Dallas, are clear, given that company's presence in the booming
energy market. The $2.1-billion Lone Star purchase was closed
in June. Its plans for Stelco Inc., Hamilton, Ontario, are
somewhat less clear. The $1.1-billion deal to acquire Stelco
was reached in late August.
Stelco emerged from protection under the
Companies Creditors' Arrangement Act (CCAA), the Canadian
equivalent of U.S. Chapter 11 bankruptcy protection, in April
2006. Shortly thereafter, Rodney Mott, new chief executive
officer, launched a complete restructuring followed by a
comprehensive strategic review of the entire company.
The idea was to make Stelco part of a larger
operation.
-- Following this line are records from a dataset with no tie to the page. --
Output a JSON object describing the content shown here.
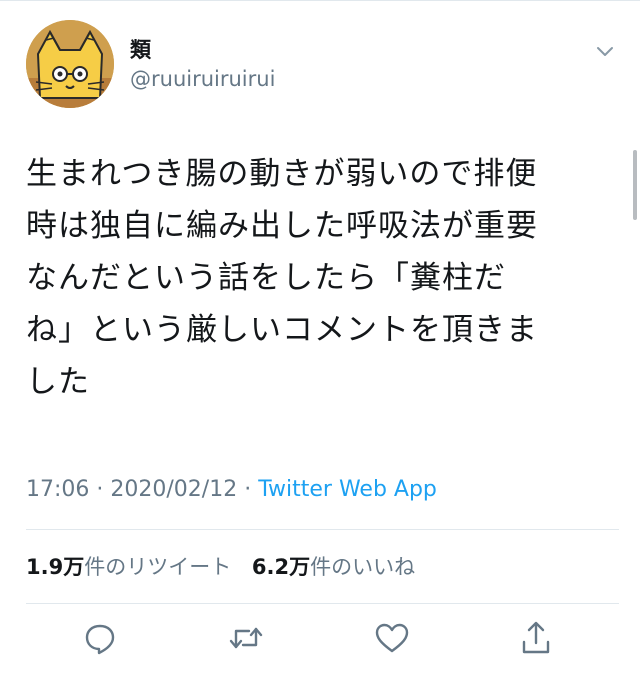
{
  "user": {
    "display_name": "類",
    "handle": "@ruuiruiruirui"
  },
  "tweet": {
    "lines": [
      "生まれつき腸の動きが弱いので排便",
      "時は独自に編み出した呼吸法が重要",
      "なんだという話をしたら「糞柱だ",
      "ね」という厳しいコメントを頂きま",
      "した"
    ]
  },
  "meta": {
    "time": "17:06",
    "separator": "·",
    "date": "2020/02/12",
    "source": "Twitter Web App"
  },
  "stats": {
    "retweets_count": "1.9万",
    "retweets_label": "件のリツイート",
    "likes_count": "6.2万",
    "likes_label": "件のいいね"
  },
  "actions": [
    "reply-icon",
    "retweet-icon",
    "like-icon",
    "share-icon"
  ],
  "colors": {
    "text": "#14171a",
    "secondary": "#657786",
    "link": "#1da1f2",
    "divider": "#e1e8ed"
  }
}
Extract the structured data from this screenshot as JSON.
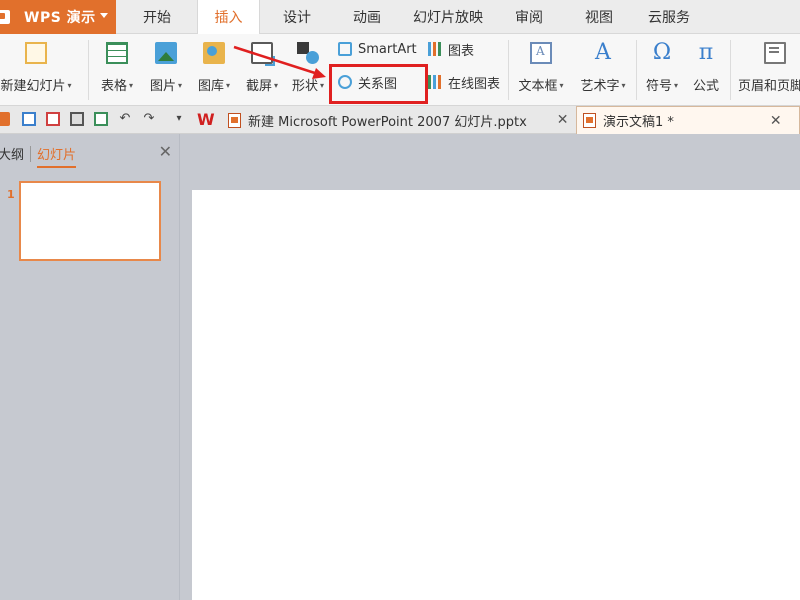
{
  "app": {
    "title": "WPS 演示",
    "menu_caret": "▾"
  },
  "menu_tabs": [
    {
      "label": "开始",
      "active": false
    },
    {
      "label": "插入",
      "active": true
    },
    {
      "label": "设计",
      "active": false
    },
    {
      "label": "动画",
      "active": false
    },
    {
      "label": "幻灯片放映",
      "active": false
    },
    {
      "label": "审阅",
      "active": false
    },
    {
      "label": "视图",
      "active": false
    },
    {
      "label": "云服务",
      "active": false
    }
  ],
  "ribbon": {
    "new_slide": "新建幻灯片",
    "table": "表格",
    "picture": "图片",
    "gallery": "图库",
    "screenshot": "截屏",
    "shape": "形状",
    "smartart": "SmartArt",
    "chart": "图表",
    "relation_diagram": "关系图",
    "online_chart": "在线图表",
    "textbox": "文本框",
    "art_text": "艺术字",
    "symbol": "符号",
    "formula": "公式",
    "header_footer": "页眉和页脚",
    "dropdown_glyph": "▾",
    "icons": {
      "symbol": "Ω",
      "formula": "π",
      "art_text": "A"
    }
  },
  "quick_access": {
    "undo": "↶",
    "redo": "↷",
    "more": "▾"
  },
  "doc_tabs": [
    {
      "label": "新建 Microsoft PowerPoint 2007 幻灯片.pptx",
      "active": false
    },
    {
      "label": "演示文稿1 *",
      "active": true
    }
  ],
  "doc_tab_close": "✕",
  "wps_logo": "W",
  "left_panel": {
    "tab_outline": "大纲",
    "tab_slides": "幻灯片",
    "close": "✕",
    "slide_number": "1"
  },
  "colors": {
    "accent": "#e1702c",
    "highlight": "#e02020",
    "panel_bg": "#c6c9d0"
  }
}
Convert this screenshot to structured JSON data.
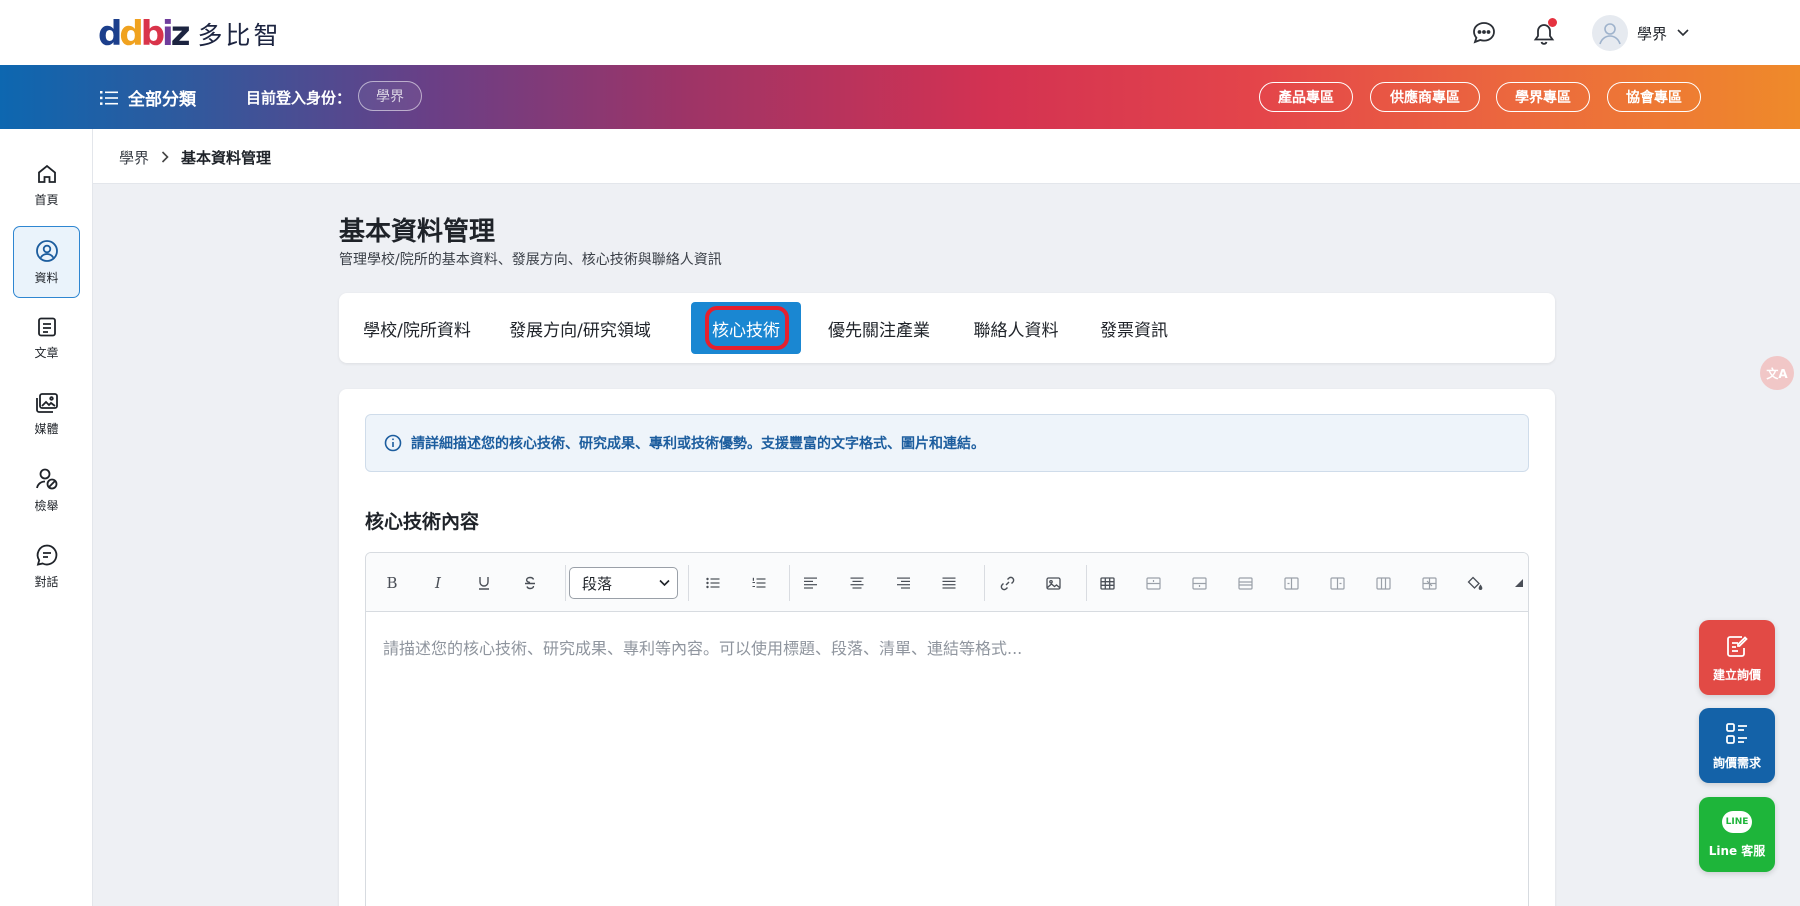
{
  "brand": {
    "mark": "dbiz",
    "name": "多比智"
  },
  "header": {
    "user_name": "學界"
  },
  "navbar": {
    "all_categories": "全部分類",
    "login_identity_label": "目前登入身份：",
    "login_identity_value": "學界",
    "zones": [
      "產品專區",
      "供應商專區",
      "學界專區",
      "協會專區"
    ]
  },
  "sidebar": {
    "items": [
      {
        "label": "首頁",
        "icon": "home-icon"
      },
      {
        "label": "資料",
        "icon": "profile-icon"
      },
      {
        "label": "文章",
        "icon": "article-icon"
      },
      {
        "label": "媒體",
        "icon": "media-icon"
      },
      {
        "label": "檢舉",
        "icon": "report-icon"
      },
      {
        "label": "對話",
        "icon": "chat-icon"
      }
    ]
  },
  "breadcrumb": {
    "parent": "學界",
    "current": "基本資料管理"
  },
  "page": {
    "title": "基本資料管理",
    "subtitle": "管理學校/院所的基本資料、發展方向、核心技術與聯絡人資訊"
  },
  "tabs": [
    {
      "label": "學校/院所資料"
    },
    {
      "label": "發展方向/研究領域"
    },
    {
      "label": "核心技術",
      "active": true
    },
    {
      "label": "優先關注產業"
    },
    {
      "label": "聯絡人資料"
    },
    {
      "label": "發票資訊"
    }
  ],
  "content": {
    "info_text": "請詳細描述您的核心技術、研究成果、專利或技術優勢。支援豐富的文字格式、圖片和連結。",
    "section_title": "核心技術內容",
    "paragraph_select": "段落",
    "placeholder": "請描述您的核心技術、研究成果、專利等內容。可以使用標題、段落、清單、連結等格式..."
  },
  "floating": {
    "create_inquiry": "建立詢價",
    "inquiry_needs": "詢價需求",
    "line_service": "Line 客服",
    "line_badge": "LINE",
    "translate_glyph": "文A"
  },
  "colors": {
    "primary": "#1a87d2",
    "highlight_ring": "#e5202e",
    "fab_red": "#e24a45",
    "fab_blue": "#1462a8",
    "fab_green": "#1eb53a"
  }
}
Mott had seen first-hand the inclusion of Dofasco
Inc., Hamilton, in the merger of Mittal Steel Co. NV and
Arcelor SA. He also was aware that nearby Algoma Steel Inc.,
Sault Ste. Marie, Ontario, was beginning its own strategic
review and courting potential buyers. When Algoma was acquired
by India's Essar Global Ltd. earlier this year, Stelco was left
as Canada's only independent integrated steelmaker. Mott turned
what some might have viewed as a disadvantage in his favor.
"There are those who thought they were in bad
shape as the only independent," one industry analyst said. "It
turned out not to be the case. With global consolidation and
the interest of foreign buyers in the North American market,
they actually ended up in a pretty good position."
That position, simply put, was supply and
demand. The supply of available North American independent
steelmakers was short-at the time, only Stelco, AK Steel Corp.,
West Chester, Ohio, and WCI Steel, Inc., Warren, Ohio-and the
number of interested parties seeking a presence in North
America was high.
Thus Stelco, newly restructured and with a
rebuilt, modern Lake Erie Steel plant in Nanticoke, Ontario, as
a crown jewel, went from downtrodden to desirable. Four major
steel producers expressed serious interest by Friday, Aug. 24.
By the time the weekend was over, U.S. Steel had an agreement
to acquire the company and the backing of the holders of 76
percent of Stelco's outstanding shares in support of its
The deal provides numerous benefits for U.S.
Steel, which had been rumored to be interested in Stelco for
more than three years. Stelco has been a key supplier to North
American automotive companies for years and its presence on
Lake Ontario makes the transportation of steel, slab and raw
materials to the United States relatively inexpensive.
John P. Surma, chairman, president and chief
executive officer of U.S. Steel, noted, in fact, that Stelco is
long some 900,000 tons of slab. His company can use that slab
capacity to feed finishing operations it already owns in the
United States and also to complement its acquisition of Lone
Star and its steel tube operations.
Stelco had been planning to generate cash by
selling slab to some of its North American competitors. U.S.
Steel, which may have been a buyer of those slabs, now has its
hands on an ample supply.
The deal also significantly boosts U.S.
Steel's presence in the automotive market, where it already
ranks among the lead suppliers. The Stelco operations will
provide it with an additional 5.5 million tons of annual steel
production capacity, bringing its total North American capacity
to just shy of 25 million tons per year and making it the
fifth-largest steel producer in the world.
Speculation has begun as to what is next for
U.S. Steel. Signs point to additional growth by acquisition.
One sign clearly is not in its path. Asked about future
acquisition opportunities, Surma spelled things out succinctly
"We won't be putting up a stop sign."